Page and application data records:
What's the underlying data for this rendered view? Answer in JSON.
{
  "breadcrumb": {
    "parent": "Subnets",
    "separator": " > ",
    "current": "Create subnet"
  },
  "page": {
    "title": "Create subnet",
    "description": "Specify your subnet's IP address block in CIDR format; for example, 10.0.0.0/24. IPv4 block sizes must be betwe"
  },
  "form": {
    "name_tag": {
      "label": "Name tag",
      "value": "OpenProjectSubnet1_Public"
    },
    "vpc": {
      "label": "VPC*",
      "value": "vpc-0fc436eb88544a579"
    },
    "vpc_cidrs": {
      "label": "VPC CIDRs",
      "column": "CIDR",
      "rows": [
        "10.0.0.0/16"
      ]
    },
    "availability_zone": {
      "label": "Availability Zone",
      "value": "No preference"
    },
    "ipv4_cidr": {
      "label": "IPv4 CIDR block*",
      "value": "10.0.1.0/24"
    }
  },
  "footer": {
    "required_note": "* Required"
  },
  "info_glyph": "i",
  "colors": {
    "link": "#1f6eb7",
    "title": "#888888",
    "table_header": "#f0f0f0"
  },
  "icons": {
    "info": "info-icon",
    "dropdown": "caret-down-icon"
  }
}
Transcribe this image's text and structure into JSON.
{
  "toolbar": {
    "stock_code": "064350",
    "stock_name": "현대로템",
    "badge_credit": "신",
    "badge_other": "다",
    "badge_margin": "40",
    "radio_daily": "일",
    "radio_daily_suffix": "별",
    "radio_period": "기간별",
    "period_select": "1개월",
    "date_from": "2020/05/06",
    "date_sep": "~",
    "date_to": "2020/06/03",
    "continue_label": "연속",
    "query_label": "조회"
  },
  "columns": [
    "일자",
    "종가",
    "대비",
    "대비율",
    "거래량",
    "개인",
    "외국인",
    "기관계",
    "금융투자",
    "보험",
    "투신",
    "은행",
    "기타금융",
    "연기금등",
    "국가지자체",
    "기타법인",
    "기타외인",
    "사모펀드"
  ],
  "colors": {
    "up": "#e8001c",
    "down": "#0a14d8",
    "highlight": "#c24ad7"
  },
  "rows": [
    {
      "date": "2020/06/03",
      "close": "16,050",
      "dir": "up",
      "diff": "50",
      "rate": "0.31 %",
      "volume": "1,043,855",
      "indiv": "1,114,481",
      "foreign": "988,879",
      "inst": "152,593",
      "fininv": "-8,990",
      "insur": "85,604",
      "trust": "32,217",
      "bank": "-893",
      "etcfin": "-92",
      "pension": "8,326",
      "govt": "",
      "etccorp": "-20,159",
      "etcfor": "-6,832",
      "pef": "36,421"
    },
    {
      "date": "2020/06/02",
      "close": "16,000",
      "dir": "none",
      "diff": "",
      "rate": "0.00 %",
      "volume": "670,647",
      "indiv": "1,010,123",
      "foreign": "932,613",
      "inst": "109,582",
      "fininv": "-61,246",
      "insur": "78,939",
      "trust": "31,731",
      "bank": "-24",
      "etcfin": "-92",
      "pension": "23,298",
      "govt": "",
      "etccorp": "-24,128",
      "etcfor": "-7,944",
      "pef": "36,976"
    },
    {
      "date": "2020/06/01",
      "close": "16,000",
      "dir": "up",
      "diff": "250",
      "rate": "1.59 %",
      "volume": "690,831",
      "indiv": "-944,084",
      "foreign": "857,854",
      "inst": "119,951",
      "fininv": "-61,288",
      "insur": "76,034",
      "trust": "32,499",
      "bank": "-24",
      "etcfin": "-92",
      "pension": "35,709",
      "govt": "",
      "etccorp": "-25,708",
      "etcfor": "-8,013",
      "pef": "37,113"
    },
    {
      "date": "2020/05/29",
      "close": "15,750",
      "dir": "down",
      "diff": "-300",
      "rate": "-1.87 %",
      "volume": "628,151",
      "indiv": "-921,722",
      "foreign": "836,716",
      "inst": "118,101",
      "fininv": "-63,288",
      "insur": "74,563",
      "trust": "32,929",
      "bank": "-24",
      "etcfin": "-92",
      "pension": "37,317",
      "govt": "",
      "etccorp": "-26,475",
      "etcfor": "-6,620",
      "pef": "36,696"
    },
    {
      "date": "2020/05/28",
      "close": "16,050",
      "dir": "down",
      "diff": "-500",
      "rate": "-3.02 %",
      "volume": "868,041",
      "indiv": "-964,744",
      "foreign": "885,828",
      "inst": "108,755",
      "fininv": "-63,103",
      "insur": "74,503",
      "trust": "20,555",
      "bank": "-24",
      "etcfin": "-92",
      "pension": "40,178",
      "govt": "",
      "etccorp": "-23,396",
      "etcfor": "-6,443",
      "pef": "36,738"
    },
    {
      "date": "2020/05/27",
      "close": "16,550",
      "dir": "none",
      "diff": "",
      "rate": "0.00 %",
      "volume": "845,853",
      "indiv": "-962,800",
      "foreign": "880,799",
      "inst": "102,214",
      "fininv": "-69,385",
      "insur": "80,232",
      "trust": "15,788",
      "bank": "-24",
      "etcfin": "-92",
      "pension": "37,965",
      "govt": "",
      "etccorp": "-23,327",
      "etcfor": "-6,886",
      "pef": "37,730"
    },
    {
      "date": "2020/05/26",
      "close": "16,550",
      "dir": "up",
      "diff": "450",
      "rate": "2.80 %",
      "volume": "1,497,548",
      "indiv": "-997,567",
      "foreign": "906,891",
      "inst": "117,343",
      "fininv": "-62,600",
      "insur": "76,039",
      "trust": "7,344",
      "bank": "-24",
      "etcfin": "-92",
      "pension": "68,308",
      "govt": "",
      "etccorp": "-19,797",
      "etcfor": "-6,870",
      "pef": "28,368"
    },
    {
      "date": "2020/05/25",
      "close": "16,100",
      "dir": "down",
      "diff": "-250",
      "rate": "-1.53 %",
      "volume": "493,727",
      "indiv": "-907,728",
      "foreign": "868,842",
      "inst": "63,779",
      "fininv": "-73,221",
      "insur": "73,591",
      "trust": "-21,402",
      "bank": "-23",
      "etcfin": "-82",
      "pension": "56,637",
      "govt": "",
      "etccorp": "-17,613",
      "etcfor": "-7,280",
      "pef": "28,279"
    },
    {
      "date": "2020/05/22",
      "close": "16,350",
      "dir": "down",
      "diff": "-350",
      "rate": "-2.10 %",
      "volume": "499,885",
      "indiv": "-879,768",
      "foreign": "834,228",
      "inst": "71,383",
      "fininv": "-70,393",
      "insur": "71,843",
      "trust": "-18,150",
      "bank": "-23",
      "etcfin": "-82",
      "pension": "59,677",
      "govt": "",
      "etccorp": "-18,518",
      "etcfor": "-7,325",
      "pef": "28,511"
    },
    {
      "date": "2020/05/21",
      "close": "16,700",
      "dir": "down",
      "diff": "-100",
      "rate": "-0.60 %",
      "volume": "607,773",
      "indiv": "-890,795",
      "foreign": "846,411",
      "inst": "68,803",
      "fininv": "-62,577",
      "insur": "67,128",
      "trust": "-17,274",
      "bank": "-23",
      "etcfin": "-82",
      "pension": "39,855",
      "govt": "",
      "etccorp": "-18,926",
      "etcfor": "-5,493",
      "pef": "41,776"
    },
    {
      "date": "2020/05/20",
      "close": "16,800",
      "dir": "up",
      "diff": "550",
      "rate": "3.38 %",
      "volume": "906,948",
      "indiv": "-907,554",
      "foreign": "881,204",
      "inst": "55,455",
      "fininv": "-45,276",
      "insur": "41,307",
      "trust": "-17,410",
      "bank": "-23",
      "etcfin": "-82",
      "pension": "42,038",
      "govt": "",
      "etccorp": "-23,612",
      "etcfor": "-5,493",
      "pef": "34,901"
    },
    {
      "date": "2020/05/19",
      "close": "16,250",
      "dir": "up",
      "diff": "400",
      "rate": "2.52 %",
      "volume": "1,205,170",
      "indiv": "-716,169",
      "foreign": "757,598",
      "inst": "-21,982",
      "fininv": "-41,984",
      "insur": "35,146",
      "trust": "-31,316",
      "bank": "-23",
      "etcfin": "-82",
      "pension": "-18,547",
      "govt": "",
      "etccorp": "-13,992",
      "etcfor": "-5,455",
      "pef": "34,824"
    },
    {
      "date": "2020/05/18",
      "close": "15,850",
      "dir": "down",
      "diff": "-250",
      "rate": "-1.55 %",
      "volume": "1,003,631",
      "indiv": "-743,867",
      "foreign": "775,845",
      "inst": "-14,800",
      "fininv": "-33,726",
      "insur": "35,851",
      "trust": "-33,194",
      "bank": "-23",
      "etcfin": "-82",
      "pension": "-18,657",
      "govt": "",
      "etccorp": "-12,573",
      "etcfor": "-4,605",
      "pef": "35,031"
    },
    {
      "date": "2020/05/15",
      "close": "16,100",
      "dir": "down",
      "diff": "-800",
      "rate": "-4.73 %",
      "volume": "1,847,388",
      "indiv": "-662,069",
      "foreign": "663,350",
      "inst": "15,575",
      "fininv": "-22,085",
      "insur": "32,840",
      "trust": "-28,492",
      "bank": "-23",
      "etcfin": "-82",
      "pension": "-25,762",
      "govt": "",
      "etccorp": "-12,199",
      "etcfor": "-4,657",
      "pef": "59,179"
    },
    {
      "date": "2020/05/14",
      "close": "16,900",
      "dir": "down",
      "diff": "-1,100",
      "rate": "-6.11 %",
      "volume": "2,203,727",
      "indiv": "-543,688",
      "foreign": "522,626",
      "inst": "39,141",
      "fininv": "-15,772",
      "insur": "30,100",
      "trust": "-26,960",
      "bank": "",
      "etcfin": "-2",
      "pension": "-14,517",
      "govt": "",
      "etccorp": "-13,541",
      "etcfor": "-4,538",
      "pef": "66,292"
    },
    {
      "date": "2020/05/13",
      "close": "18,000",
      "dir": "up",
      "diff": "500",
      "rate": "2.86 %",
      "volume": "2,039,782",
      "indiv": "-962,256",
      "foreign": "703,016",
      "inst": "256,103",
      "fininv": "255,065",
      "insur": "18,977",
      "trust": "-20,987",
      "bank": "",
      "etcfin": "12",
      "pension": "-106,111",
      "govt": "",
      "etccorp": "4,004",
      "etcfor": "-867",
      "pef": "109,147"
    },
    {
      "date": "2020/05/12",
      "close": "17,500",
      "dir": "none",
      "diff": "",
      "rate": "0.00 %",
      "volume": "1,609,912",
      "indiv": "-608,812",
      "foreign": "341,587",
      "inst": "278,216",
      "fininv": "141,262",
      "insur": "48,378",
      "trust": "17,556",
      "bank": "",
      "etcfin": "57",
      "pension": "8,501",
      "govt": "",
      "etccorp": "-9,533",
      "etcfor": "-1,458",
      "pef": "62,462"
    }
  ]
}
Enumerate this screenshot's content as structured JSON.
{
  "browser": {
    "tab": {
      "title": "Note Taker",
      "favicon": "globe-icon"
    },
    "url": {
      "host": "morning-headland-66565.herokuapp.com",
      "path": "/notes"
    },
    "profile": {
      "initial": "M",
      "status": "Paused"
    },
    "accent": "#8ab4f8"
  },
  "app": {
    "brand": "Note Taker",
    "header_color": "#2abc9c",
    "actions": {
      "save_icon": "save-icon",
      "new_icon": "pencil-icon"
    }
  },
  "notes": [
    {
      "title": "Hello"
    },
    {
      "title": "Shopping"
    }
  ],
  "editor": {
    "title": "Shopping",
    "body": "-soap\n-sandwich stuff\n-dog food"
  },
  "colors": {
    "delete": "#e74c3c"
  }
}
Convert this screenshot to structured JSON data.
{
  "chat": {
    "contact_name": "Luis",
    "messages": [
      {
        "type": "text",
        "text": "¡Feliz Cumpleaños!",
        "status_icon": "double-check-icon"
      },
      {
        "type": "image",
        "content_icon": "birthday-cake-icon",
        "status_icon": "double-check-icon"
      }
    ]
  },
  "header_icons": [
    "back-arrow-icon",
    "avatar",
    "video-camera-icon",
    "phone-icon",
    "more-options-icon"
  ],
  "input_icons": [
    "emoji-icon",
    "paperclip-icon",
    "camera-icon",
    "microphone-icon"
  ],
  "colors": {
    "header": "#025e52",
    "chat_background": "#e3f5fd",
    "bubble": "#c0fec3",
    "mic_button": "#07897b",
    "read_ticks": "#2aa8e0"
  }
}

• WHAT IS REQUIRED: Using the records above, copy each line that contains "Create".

• RESULT BELOW:
    "current": "Create subnet"
    "title": "Create subnet",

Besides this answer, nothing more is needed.